Task instructions: The data below is to be retyped exactly, line by line.

Data about app and page elements:
══════

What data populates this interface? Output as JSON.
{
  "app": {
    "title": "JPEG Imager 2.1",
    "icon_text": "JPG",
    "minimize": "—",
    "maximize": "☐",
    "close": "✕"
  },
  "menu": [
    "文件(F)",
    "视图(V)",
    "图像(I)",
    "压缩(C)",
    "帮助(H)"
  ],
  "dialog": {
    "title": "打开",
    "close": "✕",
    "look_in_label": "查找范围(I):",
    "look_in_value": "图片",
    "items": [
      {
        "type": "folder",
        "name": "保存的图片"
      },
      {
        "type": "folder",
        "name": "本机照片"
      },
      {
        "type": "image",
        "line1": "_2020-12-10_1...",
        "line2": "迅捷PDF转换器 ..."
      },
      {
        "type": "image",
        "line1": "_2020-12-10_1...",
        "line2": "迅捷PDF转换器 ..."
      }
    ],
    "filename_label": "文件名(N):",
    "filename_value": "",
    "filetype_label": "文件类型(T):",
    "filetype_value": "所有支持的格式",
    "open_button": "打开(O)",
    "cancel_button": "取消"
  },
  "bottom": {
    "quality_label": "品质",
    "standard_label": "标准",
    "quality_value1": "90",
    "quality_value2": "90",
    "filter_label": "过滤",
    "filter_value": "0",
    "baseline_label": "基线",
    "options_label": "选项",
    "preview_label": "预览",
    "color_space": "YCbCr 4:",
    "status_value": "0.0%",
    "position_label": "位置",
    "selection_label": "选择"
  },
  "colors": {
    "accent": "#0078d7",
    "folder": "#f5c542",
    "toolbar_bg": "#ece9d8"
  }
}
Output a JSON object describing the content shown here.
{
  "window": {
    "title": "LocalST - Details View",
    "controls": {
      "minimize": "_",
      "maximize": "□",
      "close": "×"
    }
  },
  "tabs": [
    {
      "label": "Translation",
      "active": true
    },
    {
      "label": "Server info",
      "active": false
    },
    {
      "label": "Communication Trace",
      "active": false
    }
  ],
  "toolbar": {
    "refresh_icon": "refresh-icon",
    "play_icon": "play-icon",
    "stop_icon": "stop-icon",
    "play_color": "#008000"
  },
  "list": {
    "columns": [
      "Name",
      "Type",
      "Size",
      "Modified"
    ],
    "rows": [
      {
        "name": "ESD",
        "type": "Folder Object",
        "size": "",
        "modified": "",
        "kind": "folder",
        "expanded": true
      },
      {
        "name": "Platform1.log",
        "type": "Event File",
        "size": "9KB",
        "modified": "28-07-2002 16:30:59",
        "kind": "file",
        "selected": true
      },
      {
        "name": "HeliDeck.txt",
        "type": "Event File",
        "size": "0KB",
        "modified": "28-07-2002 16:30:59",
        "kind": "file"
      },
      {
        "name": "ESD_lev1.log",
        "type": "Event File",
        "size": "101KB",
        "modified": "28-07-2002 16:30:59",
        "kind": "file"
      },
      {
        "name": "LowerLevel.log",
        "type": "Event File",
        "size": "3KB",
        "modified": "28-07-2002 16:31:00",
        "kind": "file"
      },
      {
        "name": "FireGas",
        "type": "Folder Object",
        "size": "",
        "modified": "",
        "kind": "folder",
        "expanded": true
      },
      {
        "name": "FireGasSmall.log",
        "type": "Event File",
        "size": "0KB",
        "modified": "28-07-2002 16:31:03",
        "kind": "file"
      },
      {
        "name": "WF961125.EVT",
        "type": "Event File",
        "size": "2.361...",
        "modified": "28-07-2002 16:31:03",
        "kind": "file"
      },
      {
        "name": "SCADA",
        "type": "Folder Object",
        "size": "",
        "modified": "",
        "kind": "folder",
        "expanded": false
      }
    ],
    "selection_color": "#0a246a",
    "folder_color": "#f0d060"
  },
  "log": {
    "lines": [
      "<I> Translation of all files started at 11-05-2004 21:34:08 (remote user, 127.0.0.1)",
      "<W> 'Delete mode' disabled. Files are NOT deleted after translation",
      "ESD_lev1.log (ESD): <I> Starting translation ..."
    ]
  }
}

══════

Problem solution:
What data populates this interface? Output as JSON.
{
  "app": {
    "title": "JPEG Imager 2.1",
    "icon_text": "JPG",
    "minimize": "—",
    "maximize": "☐",
    "close": "✕"
  },
  "menu": [
    "文件(F)",
    "视图(V)",
    "图像(I)",
    "压缩(C)",
    "帮助(H)"
  ],
  "dialog": {
    "title": "打开",
    "close": "✕",
    "look_in_label": "查找范围(I):",
    "look_in_value": "图片",
    "items": [
      {
        "type": "folder",
        "name": "保存的图片"
      },
      {
        "type": "folder",
        "name": "本机照片"
      },
      {
        "type": "image",
        "line1": "_2020-12-10_1...",
        "line2": "迅捷PDF转换器 ..."
      },
      {
        "type": "image",
        "line1": "_2020-12-10_1...",
        "line2": "迅捷PDF转换器 ..."
      }
    ],
    "filename_label": "文件名(N):",
    "filename_value": "",
    "filetype_label": "文件类型(T):",
    "filetype_value": "所有支持的格式",
    "open_button": "打开(O)",
    "cancel_button": "取消"
  },
  "bottom": {
    "quality_label": "品质",
    "standard_label": "标准",
    "quality_value1": "90",
    "quality_value2": "90",
    "filter_label": "过滤",
    "filter_value": "0",
    "baseline_label": "基线",
    "options_label": "选项",
    "preview_label": "预览",
    "color_space": "YCbCr 4:",
    "status_value": "0.0%",
    "position_label": "位置",
    "selection_label": "选择"
  },
  "colors": {
    "accent": "#0078d7",
    "folder": "#f5c542",
    "toolbar_bg": "#ece9d8"
  }
}
Output a JSON object describing the content shown here.
{
  "window": {
    "title": "LocalST - Details View",
    "controls": {
      "minimize": "_",
      "maximize": "□",
      "close": "×"
    }
  },
  "tabs": [
    {
      "label": "Translation",
      "active": true
    },
    {
      "label": "Server info",
      "active": false
    },
    {
      "label": "Communication Trace",
      "active": false
    }
  ],
  "toolbar": {
    "refresh_icon": "refresh-icon",
    "play_icon": "play-icon",
    "stop_icon": "stop-icon",
    "play_color": "#008000"
  },
  "list": {
    "columns": [
      "Name",
      "Type",
      "Size",
      "Modified"
    ],
    "rows": [
      {
        "name": "ESD",
        "type": "Folder Object",
        "size": "",
        "modified": "",
        "kind": "folder",
        "expanded": true
      },
      {
        "name": "Platform1.log",
        "type": "Event File",
        "size": "9KB",
        "modified": "28-07-2002 16:30:59",
        "kind": "file",
        "selected": true
      },
      {
        "name": "HeliDeck.txt",
        "type": "Event File",
        "size": "0KB",
        "modified": "28-07-2002 16:30:59",
        "kind": "file"
      },
      {
        "name": "ESD_lev1.log",
        "type": "Event File",
        "size": "101KB",
        "modified": "28-07-2002 16:30:59",
        "kind": "file"
      },
      {
        "name": "LowerLevel.log",
        "type": "Event File",
        "size": "3KB",
        "modified": "28-07-2002 16:31:00",
        "kind": "file"
      },
      {
        "name": "FireGas",
        "type": "Folder Object",
        "size": "",
        "modified": "",
        "kind": "folder",
        "expanded": true
      },
      {
        "name": "FireGasSmall.log",
        "type": "Event File",
        "size": "0KB",
        "modified": "28-07-2002 16:31:03",
        "kind": "file"
      },
      {
        "name": "WF961125.EVT",
        "type": "Event File",
        "size": "2.361...",
        "modified": "28-07-2002 16:31:03",
        "kind": "file"
      },
      {
        "name": "SCADA",
        "type": "Folder Object",
        "size": "",
        "modified": "",
        "kind": "folder",
        "expanded": false
      }
    ],
    "selection_color": "#0a246a",
    "folder_color": "#f0d060"
  },
  "log": {
    "lines": [
      "<I> Translation of all files started at 11-05-2004 21:34:08 (remote user, 127.0.0.1)",
      "<W> 'Delete mode' disabled. Files are NOT deleted after translation",
      "ESD_lev1.log (ESD): <I> Starting translation ..."
    ]
  }
}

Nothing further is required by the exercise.